Component data from apps and pages:
::::::

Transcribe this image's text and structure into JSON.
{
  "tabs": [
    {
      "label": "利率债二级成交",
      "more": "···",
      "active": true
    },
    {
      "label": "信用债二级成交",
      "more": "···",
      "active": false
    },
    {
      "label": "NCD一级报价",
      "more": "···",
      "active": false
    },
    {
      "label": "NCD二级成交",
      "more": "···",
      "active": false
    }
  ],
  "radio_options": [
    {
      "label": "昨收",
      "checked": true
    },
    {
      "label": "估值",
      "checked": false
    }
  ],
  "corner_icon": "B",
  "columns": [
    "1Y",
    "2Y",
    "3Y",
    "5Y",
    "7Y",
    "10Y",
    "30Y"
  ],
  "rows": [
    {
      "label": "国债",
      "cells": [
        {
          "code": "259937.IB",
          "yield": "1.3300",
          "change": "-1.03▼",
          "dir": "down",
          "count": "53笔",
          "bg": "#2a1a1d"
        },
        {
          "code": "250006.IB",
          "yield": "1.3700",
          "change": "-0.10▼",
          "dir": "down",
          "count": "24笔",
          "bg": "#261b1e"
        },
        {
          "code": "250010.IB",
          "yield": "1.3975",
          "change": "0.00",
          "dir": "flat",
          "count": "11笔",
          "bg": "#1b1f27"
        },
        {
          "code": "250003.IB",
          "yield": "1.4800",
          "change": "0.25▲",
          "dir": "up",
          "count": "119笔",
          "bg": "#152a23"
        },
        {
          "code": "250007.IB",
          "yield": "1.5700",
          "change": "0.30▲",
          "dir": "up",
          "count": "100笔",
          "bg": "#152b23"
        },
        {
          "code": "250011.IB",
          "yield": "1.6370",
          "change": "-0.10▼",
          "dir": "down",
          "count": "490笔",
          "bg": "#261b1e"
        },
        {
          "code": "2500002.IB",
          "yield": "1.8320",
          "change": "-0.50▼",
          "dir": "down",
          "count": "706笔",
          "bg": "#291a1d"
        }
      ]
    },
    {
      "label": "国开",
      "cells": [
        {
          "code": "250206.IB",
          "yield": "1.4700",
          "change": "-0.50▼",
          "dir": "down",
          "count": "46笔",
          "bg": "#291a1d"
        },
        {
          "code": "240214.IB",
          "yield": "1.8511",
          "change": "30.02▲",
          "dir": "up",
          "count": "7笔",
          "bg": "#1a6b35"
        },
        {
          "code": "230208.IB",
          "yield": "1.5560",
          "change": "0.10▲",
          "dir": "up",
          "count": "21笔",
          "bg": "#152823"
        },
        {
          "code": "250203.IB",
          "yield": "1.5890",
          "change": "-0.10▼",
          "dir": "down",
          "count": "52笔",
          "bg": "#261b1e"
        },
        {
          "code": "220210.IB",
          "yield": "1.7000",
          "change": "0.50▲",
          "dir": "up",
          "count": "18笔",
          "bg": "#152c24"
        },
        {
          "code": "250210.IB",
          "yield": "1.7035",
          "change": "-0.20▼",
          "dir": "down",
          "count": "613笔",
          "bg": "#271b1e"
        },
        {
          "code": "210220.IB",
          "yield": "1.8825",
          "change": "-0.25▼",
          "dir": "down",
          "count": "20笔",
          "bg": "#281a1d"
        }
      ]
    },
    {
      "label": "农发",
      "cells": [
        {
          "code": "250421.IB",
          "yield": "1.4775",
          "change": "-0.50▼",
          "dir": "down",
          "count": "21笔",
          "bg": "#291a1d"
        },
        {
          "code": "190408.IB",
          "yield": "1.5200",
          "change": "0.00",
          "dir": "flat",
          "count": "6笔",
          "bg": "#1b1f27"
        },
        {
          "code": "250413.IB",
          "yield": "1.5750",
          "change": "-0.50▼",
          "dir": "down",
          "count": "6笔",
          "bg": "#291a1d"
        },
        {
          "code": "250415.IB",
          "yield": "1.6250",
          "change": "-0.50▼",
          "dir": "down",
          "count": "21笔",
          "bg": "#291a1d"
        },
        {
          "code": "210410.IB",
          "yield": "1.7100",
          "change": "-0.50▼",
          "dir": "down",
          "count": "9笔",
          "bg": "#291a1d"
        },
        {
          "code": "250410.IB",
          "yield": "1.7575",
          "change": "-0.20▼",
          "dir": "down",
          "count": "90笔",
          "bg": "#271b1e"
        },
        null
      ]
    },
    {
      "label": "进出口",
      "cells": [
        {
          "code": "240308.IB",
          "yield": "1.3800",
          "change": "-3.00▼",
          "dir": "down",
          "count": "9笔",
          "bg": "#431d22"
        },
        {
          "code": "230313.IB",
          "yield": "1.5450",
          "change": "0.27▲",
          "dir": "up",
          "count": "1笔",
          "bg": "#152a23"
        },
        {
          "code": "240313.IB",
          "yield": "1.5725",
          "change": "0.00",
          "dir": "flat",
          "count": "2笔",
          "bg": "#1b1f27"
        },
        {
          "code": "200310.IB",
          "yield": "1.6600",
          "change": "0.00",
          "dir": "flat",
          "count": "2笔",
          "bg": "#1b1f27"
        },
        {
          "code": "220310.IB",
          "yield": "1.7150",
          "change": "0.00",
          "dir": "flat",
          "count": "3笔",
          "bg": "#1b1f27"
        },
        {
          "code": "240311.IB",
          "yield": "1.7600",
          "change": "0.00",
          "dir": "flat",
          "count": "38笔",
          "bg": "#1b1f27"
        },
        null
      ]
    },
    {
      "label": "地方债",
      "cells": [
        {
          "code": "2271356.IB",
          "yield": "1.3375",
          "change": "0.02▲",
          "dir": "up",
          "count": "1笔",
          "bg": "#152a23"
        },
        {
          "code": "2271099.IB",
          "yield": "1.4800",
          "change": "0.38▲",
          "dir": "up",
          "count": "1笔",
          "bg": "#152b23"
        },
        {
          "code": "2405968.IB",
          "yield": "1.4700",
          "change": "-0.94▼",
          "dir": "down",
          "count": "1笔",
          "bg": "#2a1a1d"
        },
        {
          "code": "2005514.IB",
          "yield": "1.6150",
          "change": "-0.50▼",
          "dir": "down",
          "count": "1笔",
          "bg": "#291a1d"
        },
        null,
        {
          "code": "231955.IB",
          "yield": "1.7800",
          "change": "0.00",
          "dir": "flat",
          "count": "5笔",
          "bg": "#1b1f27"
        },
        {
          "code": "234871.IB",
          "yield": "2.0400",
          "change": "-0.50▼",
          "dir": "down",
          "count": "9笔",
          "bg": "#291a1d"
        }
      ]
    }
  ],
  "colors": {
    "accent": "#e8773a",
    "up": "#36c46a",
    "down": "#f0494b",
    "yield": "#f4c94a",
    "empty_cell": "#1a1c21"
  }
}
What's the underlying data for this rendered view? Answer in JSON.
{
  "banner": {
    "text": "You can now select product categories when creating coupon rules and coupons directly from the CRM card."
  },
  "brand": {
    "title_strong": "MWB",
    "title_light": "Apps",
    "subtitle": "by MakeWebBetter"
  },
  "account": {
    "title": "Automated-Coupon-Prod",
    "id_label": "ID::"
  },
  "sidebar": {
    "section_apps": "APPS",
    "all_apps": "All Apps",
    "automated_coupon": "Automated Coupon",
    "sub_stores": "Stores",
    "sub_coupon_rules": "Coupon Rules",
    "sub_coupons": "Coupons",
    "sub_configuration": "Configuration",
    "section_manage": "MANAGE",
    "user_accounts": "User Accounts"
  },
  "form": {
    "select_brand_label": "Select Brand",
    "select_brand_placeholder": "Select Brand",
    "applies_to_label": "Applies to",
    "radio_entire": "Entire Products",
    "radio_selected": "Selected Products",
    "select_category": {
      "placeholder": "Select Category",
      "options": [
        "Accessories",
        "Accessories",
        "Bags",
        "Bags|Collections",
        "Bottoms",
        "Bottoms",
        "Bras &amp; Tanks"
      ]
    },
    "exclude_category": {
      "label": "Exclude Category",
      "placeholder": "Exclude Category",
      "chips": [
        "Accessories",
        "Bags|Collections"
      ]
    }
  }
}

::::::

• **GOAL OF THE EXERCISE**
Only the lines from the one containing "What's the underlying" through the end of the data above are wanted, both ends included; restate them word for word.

• **WRITTEN ANSWER**
What's the underlying data for this rendered view? Answer in JSON.
{
  "banner": {
    "text": "You can now select product categories when creating coupon rules and coupons directly from the CRM card."
  },
  "brand": {
    "title_strong": "MWB",
    "title_light": "Apps",
    "subtitle": "by MakeWebBetter"
  },
  "account": {
    "title": "Automated-Coupon-Prod",
    "id_label": "ID::"
  },
  "sidebar": {
    "section_apps": "APPS",
    "all_apps": "All Apps",
    "automated_coupon": "Automated Coupon",
    "sub_stores": "Stores",
    "sub_coupon_rules": "Coupon Rules",
    "sub_coupons": "Coupons",
    "sub_configuration": "Configuration",
    "section_manage": "MANAGE",
    "user_accounts": "User Accounts"
  },
  "form": {
    "select_brand_label": "Select Brand",
    "select_brand_placeholder": "Select Brand",
    "applies_to_label": "Applies to",
    "radio_entire": "Entire Products",
    "radio_selected": "Selected Products",
    "select_category": {
      "placeholder": "Select Category",
      "options": [
        "Accessories",
        "Accessories",
        "Bags",
        "Bags|Collections",
        "Bottoms",
        "Bottoms",
        "Bras &amp; Tanks"
      ]
    },
    "exclude_category": {
      "label": "Exclude Category",
      "placeholder": "Exclude Category",
      "chips": [
        "Accessories",
        "Bags|Collections"
      ]
    }
  }
}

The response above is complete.